By: Laurie E. Meyer and Abby S. Busler
A couple common scenarios:
- Your longtime employee, Karen, tells you that she wants to take leave to care for her sick husband—leave that would certainly constitute “qualifying leave” under the Family and Medical Leave Act (“FMLA”) as you are a “covered” employer under the FMLA and Karen is eligible for the leave. However, Karen tells you that she doesn’t want you to certify it as FMLA leave just yet because she is pregnant and she wants to “save” all of her 12 weeks of FMLA leave until after her baby is born. Karen says she will even take the first leave on an unpaid basis, just as long as she still has 12 weeks of protected leave when she comes back.
- Your employee, Rob, wants to take leave for a planned surgery, but tells you that he wants to take all of his available paid time off “first” and wants you to delay certifying the leave as FMLA leave until after he has run out of paid time off.
What should you do? Under circumstances like these, can you delay designating either of these leaves as FMLA leave since Karen and Rob have asked that you do so?
On March 14, 2019, the Department of Labor (DOL) issued an opinion letter that provides needed clarity. The opinion letter was issued in response to an employer’s queries as to (1) whether it could delay designating an employee’s paid leave as leave under the FMLA or (2) whether it could permit employees to expand their FMLA leave beyond the statutory 12-week entitlement.

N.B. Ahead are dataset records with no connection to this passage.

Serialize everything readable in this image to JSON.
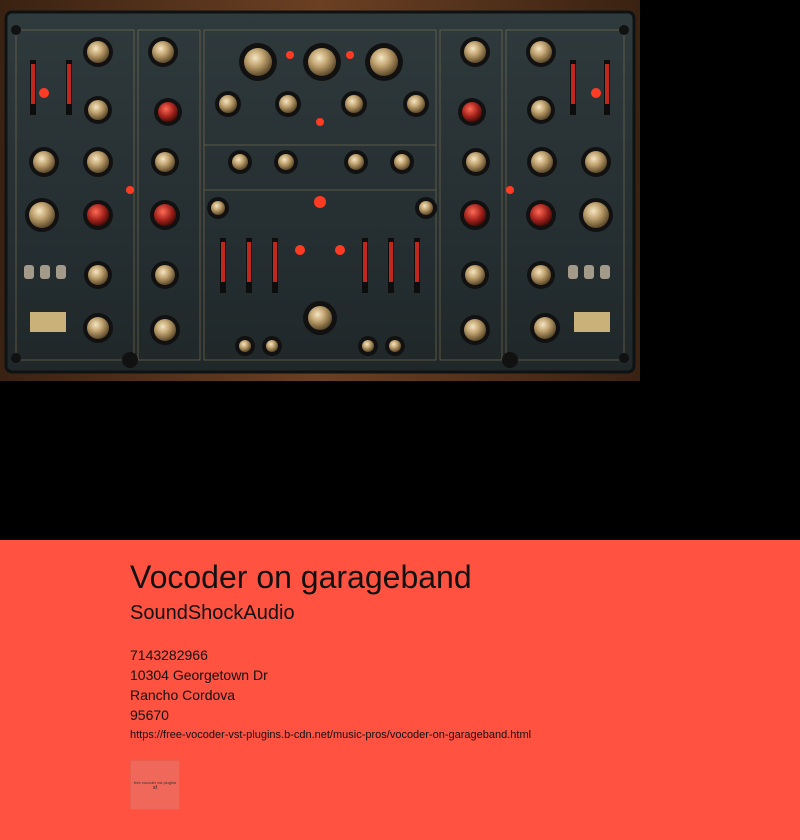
{
  "hero": {
    "image_alt": "Vintage analog vocoder synthesizer panel with knobs and sliders"
  },
  "listing": {
    "title": "Vocoder on garageband",
    "business_name": "SoundShockAudio",
    "phone": "7143282966",
    "street": "10304 Georgetown Dr",
    "city": "Rancho Cordova",
    "zip": "95670",
    "url": "https://free-vocoder-vst-plugins.b-cdn.net/music-pros/vocoder-on-garageband.html"
  },
  "thumbnail": {
    "caption": "free vocoder vst plugins",
    "mark": "sf"
  },
  "colors": {
    "page_background": "#000000",
    "panel_background": "#ff5240"
  }
}
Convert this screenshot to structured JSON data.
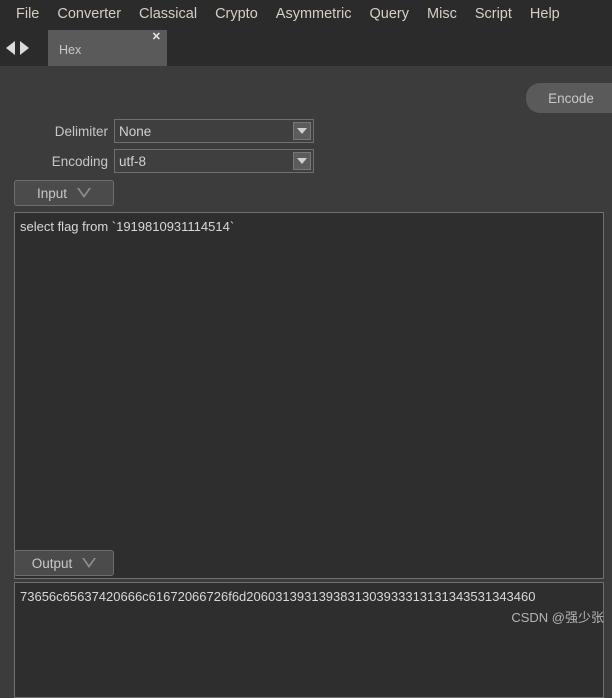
{
  "menubar": {
    "items": [
      {
        "label": "File"
      },
      {
        "label": "Converter"
      },
      {
        "label": "Classical"
      },
      {
        "label": "Crypto"
      },
      {
        "label": "Asymmetric"
      },
      {
        "label": "Query"
      },
      {
        "label": "Misc"
      },
      {
        "label": "Script"
      },
      {
        "label": "Help"
      }
    ]
  },
  "tabstrip": {
    "prev_icon": "left-arrow-icon",
    "next_icon": "right-arrow-icon",
    "tabs": [
      {
        "label": "Hex",
        "close_label": "✕"
      }
    ]
  },
  "toolbar": {
    "encode_label": "Encode"
  },
  "options": {
    "delimiter": {
      "label": "Delimiter",
      "value": "None",
      "arrow_icon": "chevron-down-icon"
    },
    "encoding": {
      "label": "Encoding",
      "value": "utf-8",
      "arrow_icon": "chevron-down-icon"
    }
  },
  "input_section": {
    "label": "Input",
    "arrow_icon": "triangle-down-outline-icon",
    "value": "select flag from `1919810931114514`"
  },
  "output_section": {
    "label": "Output",
    "arrow_icon": "triangle-down-outline-icon",
    "value": "73656c65637420666c61672066726f6d2060313931393831303933313131343531343460"
  },
  "watermark": {
    "text": "CSDN @强少张"
  },
  "colors": {
    "window_background": "#3c3c3c",
    "menubar_background": "#2b2b2b",
    "menu_text": "#d6cfc2",
    "tab_active": "#5a5a5a",
    "field_background": "#3f3f3f",
    "textarea_background": "#2e2e2e",
    "border": "#707070",
    "text": "#d2d2d2"
  }
}
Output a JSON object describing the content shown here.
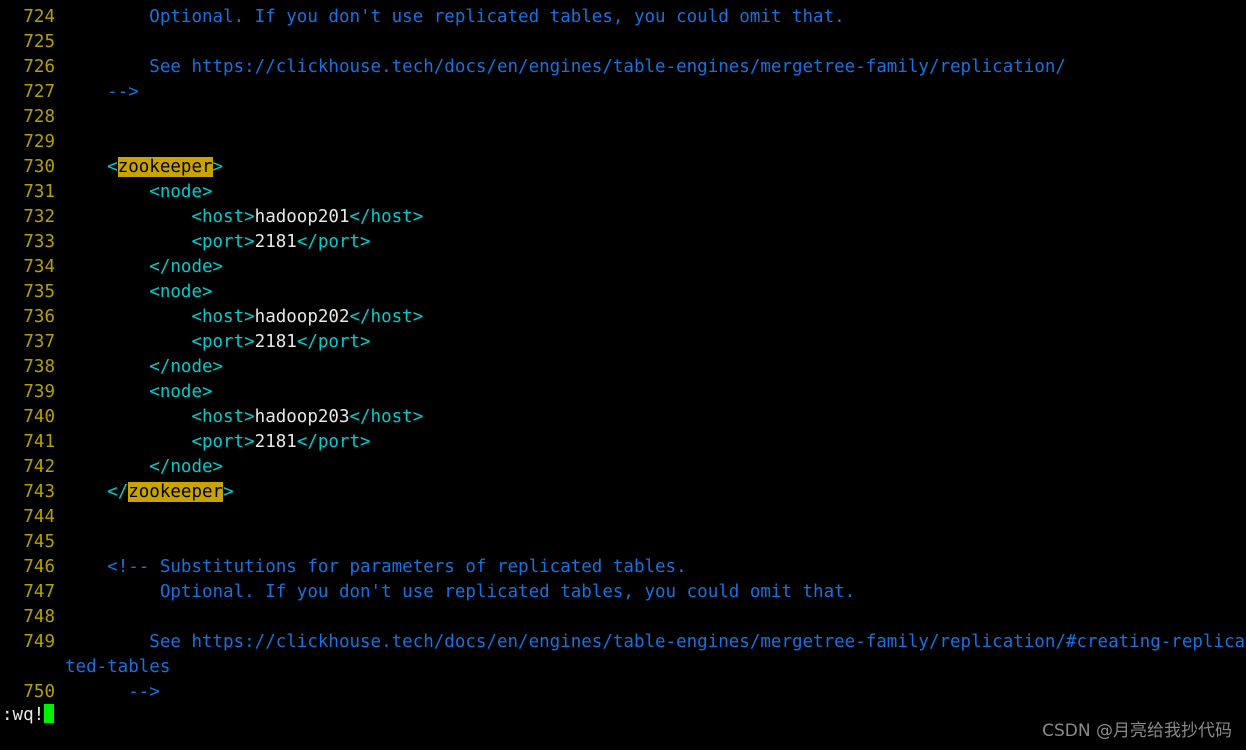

The DOL noted that pursuant to the applicable regulation, 29 C.F.R. § 825.300(d)(1), the employer is responsible in all circumstances for properly designating any leave that qualifies under FMLA and providing notice of the designation to the employee. Unless extenuating circumstances exist, employers must send the employee a “designation notice” within five business days after the employer has enough information to determine whether the leave is being taken due to a FMLA-qualifying reason. If an employer fails to provide the designation notice within five business days, then the employer could be seen as interfering, restraining, or denying an employee’s FMLA rights and leave.
According to the DOL, this means that employers must designate FMLA-qualifying leave as such as soon as they have enough information to do so and must deduct that leave from the employee’s total FMLA allotment “even if the employee would prefer that the employer delay the designation.” Employees may not take paid leave to defer the designation of FMLA protected leave. Rather, employers may permit employees to save their available PTO and take it after their FMLA-designated leave has been exhausted.
Wisconsin employers should know that employees in this state have the right to decide whether Wisconsin Family and Medical Leave Act (“WFMLA”) leave will be used or not during a period of absence unless the employer leave to be used by the employee (such as FMLA leave) and the WFMLA leave are for the same reasons. If the FMLA leave is for the same reason as potential WFMLA leave, then the FMLA leave will be viewed as an election to use WFMLA leave as well.
Importantly, the DOL opinion letter reminds employers that while the FMLA grants eligible employees 12 weeks of leave in a year, there is nothing in the law that prevents employers from providing additional leave to their employees, so long as they don’t label that expanded leave as FMLA leave. An employer thus may adopt a policy providing more generous personal leaves to its employees, or it may allow an employee to use available paid time off after his or her FMLA leave allotment has been exhausted. The important distinction is that an employer cannot designate more than 12 weeks of leave (or 26 weeks of leave for military caregiver leave) as FMLA leave.
If you have any questions regarding this article, please contact your Davis|Kuelthau attorney, the authors linked above or the related practice group chair linked here.
 Wis. Admin. DWD 225.01(9).